But on the other side of this soft color there are bloodstains, and these are never forgotten; indeed they form a halo for the host of young husbands, young brothers, — that darling youth! — all children, so they tell, all beautiful, all loved, who died æons and æons ago, it seems, for the same old causes, and have become, as they sit in their tiny dignified gilded frames in the half-dark Southern parlors, audibly worshiped, heroicly portrayed, the symbol of all the beauty of all their world. They are told to you simply, in spite of their grandeur, as ‘ my father’s only brother’ or ‘my mother’s youngest cousin,’and it is rather like an epitaph which says: ‘I will not speak at all for fear I say too little.’
I noticed about the mouth and eyes of all these figures a certain wistfulness. Now these are half-done baby pictures of them all, made before they were really grown, made for their mothers who loved their youth, made before they went away to war; so I stood before them and wondered: ‘How did they find that gentleness before they knew? Was Youth then not a little hard?’
I have thought to myself that these pictures say: ‘We wish a little that we had not had to die.’ How did they acquire that? Youth throws itself away like a running song; it is only age that has time to regret that the notes are gone. It is because of this that I surmise that the twist to their mouths does not belong to the pictured people after all. It has been transferred by some mysterious magic from the ones who have looked so long at these fair faces and have wished so hungrily that they had not had to die. For not only did they take love with them, but their promise, which for a miracle to help the world goes hand in hand with love. Old hands have had to carry on the work they were to do, old age has had to fight the aftermath, and take the staff of dreams. And Age dreams back, not forward; it cannot manufacture something out of nothing, or build a castle on a charred remains, as Youth can, simply by the contemplation of its endless undeveloped years. So Charleston shut its doors and, being very tired, slept, clasping its past, and let its azalea blossoms blaze its only defiance to the rushing world.

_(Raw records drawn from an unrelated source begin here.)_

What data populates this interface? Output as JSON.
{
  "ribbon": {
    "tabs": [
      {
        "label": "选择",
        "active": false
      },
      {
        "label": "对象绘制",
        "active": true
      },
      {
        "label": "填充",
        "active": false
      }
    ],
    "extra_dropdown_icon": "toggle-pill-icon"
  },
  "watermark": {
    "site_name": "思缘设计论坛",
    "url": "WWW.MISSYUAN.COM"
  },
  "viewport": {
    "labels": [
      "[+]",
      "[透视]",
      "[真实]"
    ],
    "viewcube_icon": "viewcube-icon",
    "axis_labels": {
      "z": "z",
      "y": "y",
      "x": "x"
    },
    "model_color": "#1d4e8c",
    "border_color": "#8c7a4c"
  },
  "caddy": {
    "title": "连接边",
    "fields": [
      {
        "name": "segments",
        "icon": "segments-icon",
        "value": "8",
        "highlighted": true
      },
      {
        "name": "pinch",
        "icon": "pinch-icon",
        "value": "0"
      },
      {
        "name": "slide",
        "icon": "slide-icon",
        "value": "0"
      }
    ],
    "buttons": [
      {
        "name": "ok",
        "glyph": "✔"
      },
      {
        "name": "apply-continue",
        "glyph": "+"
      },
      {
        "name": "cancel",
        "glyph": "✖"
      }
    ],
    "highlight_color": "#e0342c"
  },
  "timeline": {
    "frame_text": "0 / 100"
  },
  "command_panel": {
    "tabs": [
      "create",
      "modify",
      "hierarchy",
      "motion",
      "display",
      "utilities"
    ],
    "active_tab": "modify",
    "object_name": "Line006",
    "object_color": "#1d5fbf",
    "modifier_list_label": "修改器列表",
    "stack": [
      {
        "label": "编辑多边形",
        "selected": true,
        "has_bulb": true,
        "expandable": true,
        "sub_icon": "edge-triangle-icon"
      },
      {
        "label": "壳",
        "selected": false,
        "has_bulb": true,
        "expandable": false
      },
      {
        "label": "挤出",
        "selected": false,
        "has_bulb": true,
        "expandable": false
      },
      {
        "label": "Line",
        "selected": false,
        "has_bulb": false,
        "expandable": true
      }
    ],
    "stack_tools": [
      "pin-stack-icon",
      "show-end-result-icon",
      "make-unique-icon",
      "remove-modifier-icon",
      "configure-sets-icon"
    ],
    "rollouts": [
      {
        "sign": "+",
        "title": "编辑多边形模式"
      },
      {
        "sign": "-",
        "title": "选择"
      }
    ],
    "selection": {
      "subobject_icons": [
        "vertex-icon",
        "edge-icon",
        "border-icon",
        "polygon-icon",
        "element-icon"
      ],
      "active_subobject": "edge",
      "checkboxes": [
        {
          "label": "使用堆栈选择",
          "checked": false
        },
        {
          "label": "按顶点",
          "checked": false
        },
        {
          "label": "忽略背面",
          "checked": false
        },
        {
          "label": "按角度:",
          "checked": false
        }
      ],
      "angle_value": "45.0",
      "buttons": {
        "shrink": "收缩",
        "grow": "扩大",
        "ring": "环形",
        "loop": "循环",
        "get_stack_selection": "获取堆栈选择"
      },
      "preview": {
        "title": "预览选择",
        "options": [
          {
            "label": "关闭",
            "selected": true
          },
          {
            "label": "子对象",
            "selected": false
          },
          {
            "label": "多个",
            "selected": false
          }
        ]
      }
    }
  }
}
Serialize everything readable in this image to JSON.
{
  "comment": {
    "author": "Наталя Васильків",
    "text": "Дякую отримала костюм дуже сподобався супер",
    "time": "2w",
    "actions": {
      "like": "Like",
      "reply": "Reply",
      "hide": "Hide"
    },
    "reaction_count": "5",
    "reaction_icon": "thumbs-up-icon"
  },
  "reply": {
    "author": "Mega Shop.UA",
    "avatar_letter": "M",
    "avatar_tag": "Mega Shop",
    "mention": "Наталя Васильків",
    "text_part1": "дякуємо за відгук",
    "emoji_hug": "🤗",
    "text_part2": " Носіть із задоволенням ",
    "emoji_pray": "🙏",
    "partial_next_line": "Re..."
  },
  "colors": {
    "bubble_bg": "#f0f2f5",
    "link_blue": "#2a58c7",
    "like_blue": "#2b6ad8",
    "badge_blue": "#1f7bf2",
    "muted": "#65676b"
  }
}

That for many years was Charleston. I do not mean ‘was in the sense that it is over — only it is past. It exists still in the tangled gardens that one looks at through the latticed gates; there are still tears and graves, and voices that tremble to explain how bullets were made from the leaden gutters; there are still hot words to say to Yankees; there is still sacred ground where you may not put your foot, or if you are fool or cad enough to try you will be met with spears.
But mark! Now a difference begins. Not everyone is poor. The city builds on its foundations still another time. And more! For Charleston holds a secret.
Step quietly, and perhaps you’ll hear an echoing laughter, and after it has gone you will turn to your neighbor and say: ‘Sir, is it the darling youth come back again?’ And you will not need an answer, for they are all before your eyes.
Charleston sits quietly, decorated with fat roses and racing children. Death has departed: it has been packed in a box and put away. Tears there are and legends, but after these — well, you can see the resurrection in the tousled heads; for the first time you may remember that to have a son ranks one with the immortals.